    docker cp `docker ps -q -n=1`:/main .

    chmod 755 ./main

    docker build --rm=true --tag=durdn/project-name -f Dockerfile.static .

run: builddocker

    docker run 

        -p 8080:8080 durdn/project-name

The golang Docker image expects the Go code to be stored in “./go/src/...” The build flags specify you want a static binary. The builddocker step does the following:

  • Build a container (tagged durdn/build-project-name) with the Go tool chain and the dependencies included.
  • The build step will compile the Go application statically.
  • Generate a container from the resulting image: docker run durdn/build-project-name /bin/true.
  • Extract Linux static binary generated: docker cp $(docker ps -q -n=1):/main .
  • Make it executable: chmod 755 ./main.
  • Copy the binary and the static assets into a minimal image.

Run the Makefile with the simple:

make builddocker

Build the static Linux binary in a container

The Makefile uses two separate Dockerfiles as already mentioned. Let’s have a look at the

FROM golang

ADD Makefile /


RUN make setup

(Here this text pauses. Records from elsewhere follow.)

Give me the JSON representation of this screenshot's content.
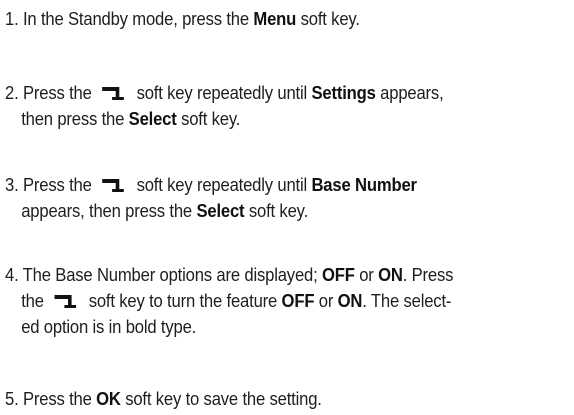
{
  "steps": [
    {
      "lines": [
        [
          {
            "t": "1. In the Standby mode, press the "
          },
          {
            "t": "Menu",
            "b": true
          },
          {
            "t": " soft key."
          }
        ]
      ]
    },
    {
      "lines": [
        [
          {
            "t": "2. Press the "
          },
          {
            "icon": "down-arrow-soft-key-icon"
          },
          {
            "t": " soft key repeatedly until "
          },
          {
            "t": "Settings",
            "b": true
          },
          {
            "t": " appears,"
          }
        ],
        [
          {
            "t": "then press the "
          },
          {
            "t": "Select",
            "b": true
          },
          {
            "t": " soft key."
          }
        ]
      ]
    },
    {
      "lines": [
        [
          {
            "t": "3. Press the "
          },
          {
            "icon": "down-arrow-soft-key-icon"
          },
          {
            "t": " soft key repeatedly until "
          },
          {
            "t": "Base Number",
            "b": true
          }
        ],
        [
          {
            "t": "appears, then press the "
          },
          {
            "t": "Select",
            "b": true
          },
          {
            "t": " soft key."
          }
        ]
      ]
    },
    {
      "lines": [
        [
          {
            "t": "4. The Base Number options are displayed; "
          },
          {
            "t": "OFF",
            "b": true
          },
          {
            "t": " or "
          },
          {
            "t": "ON",
            "b": true
          },
          {
            "t": ". Press"
          }
        ],
        [
          {
            "t": "the "
          },
          {
            "icon": "down-arrow-soft-key-icon"
          },
          {
            "t": " soft key to turn the feature "
          },
          {
            "t": "OFF",
            "b": true
          },
          {
            "t": " or "
          },
          {
            "t": "ON",
            "b": true
          },
          {
            "t": ". The select-"
          }
        ],
        [
          {
            "t": "ed option is in bold type."
          }
        ]
      ]
    },
    {
      "lines": [
        [
          {
            "t": "5. Press the "
          },
          {
            "t": "OK",
            "b": true
          },
          {
            "t": " soft key to save the setting."
          }
        ]
      ]
    }
  ]
}
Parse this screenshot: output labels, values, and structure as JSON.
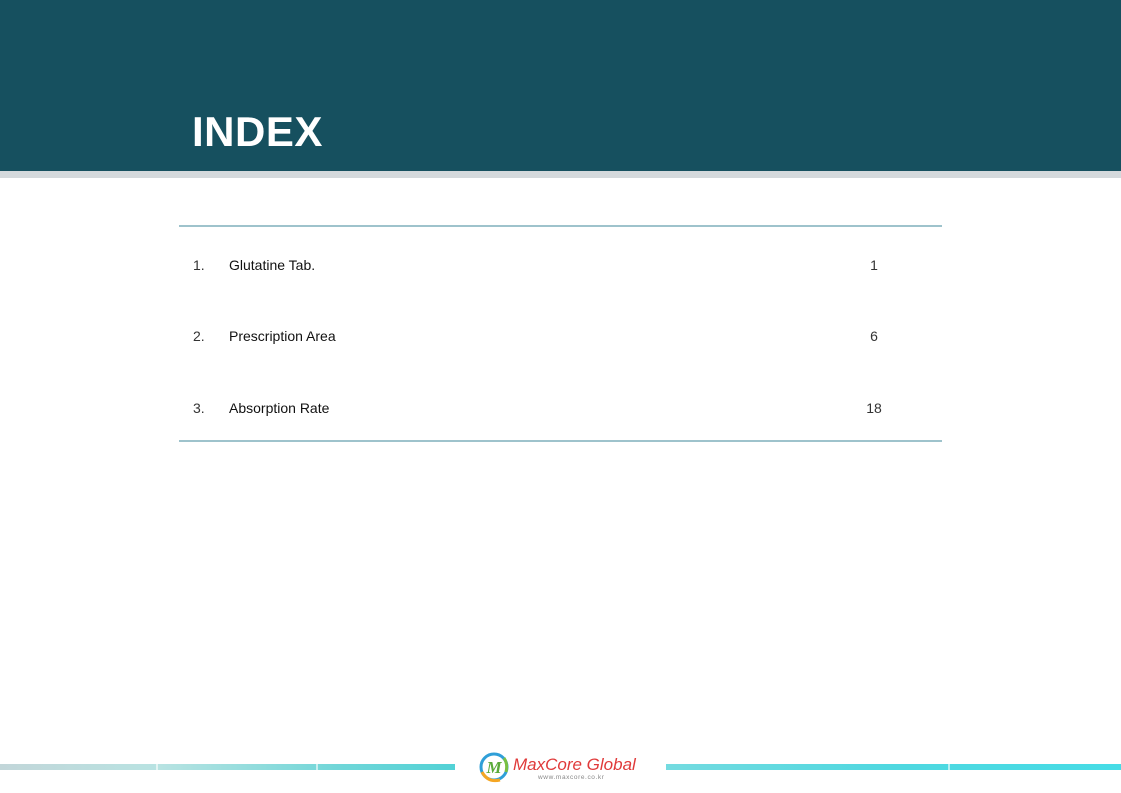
{
  "header": {
    "title": "INDEX"
  },
  "toc": {
    "entries": [
      {
        "number": "1.",
        "label": "Glutatine Tab.",
        "page": "1"
      },
      {
        "number": "2.",
        "label": "Prescription Area",
        "page": "6"
      },
      {
        "number": "3.",
        "label": "Absorption Rate",
        "page": "18"
      }
    ]
  },
  "footer": {
    "logo_name": "MaxCore Global",
    "logo_url": "www.maxcore.co.kr",
    "logo_monogram": "M"
  },
  "colors": {
    "header_band": "#16505f",
    "rule_line": "#9ec3cc",
    "logo_text": "#e03a3a",
    "footer_accent": "#4fd8e0"
  },
  "icons": {
    "logo": "maxcore-logo-icon"
  }
}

ADD ./collector /go/src/

ADD ./dashboard /go/src/

RUN make buildgo

CMD ["/bin/bash"]

This simple Dockefile allows us to build the static Go binary calling make. If you want to kick off the build manually you can simply type:

docker build -t durdn/app-name -f ./ .

This will generate the cross-compiled binary executable as ./main inside the container.

Create tiny Go Docker image

The last step is to create a minimal Docker container and put our binary into it. For this we we can use the very tiny tianon/true or the scratch image mentioned before. This is the magical step that allows to shrink the application image hundredfold.

The Dockerfile.static for this step is pretty straight forward:

# Create a minimal container to run a Golang static binary

FROM tianon/true

MAINTAINER Nicola Paolucci ""


COPY certs/certs /etc/ssl/certs/ca-certificates.crt

COPY dashboard/config.json /config.json

COPY dashboard/properties.json /properties.json

ADD dashboard/dashboards /dashboards

ADD dashboard/public /public

ADD dashboard/widgets /widgets

ADD main /


CMD ["/main"]

Run it like this:

docker build --rm --tag=durdn/project-name -f Dockerfile.static .

As explained in the Docker workflow mentioned before, the certificates are needed if we want the application to run smoothly in a cross architecture setting.

The ADD and COPY lines here are for adding the configuration files and the web application folders that contain standard CSS, HTML and JavaScript files.

After the build command the application can be started as you would expect with:

    docker run -p 8080:8080 da-dashboard --config=config.json


The end result is beautiful, a Docker image weighting 8.6MB including all the static assets. I know it’s a small thing but it makes me feel so accomplished.

Find an example of the setup in this small Git repository.

Liked this piece and want more Go content? Check out my recent article on Learning Go with flash cards.

In any case if you found this interesting at all and want more why not follow me at @durdn or my awesome team at @atlassiandev?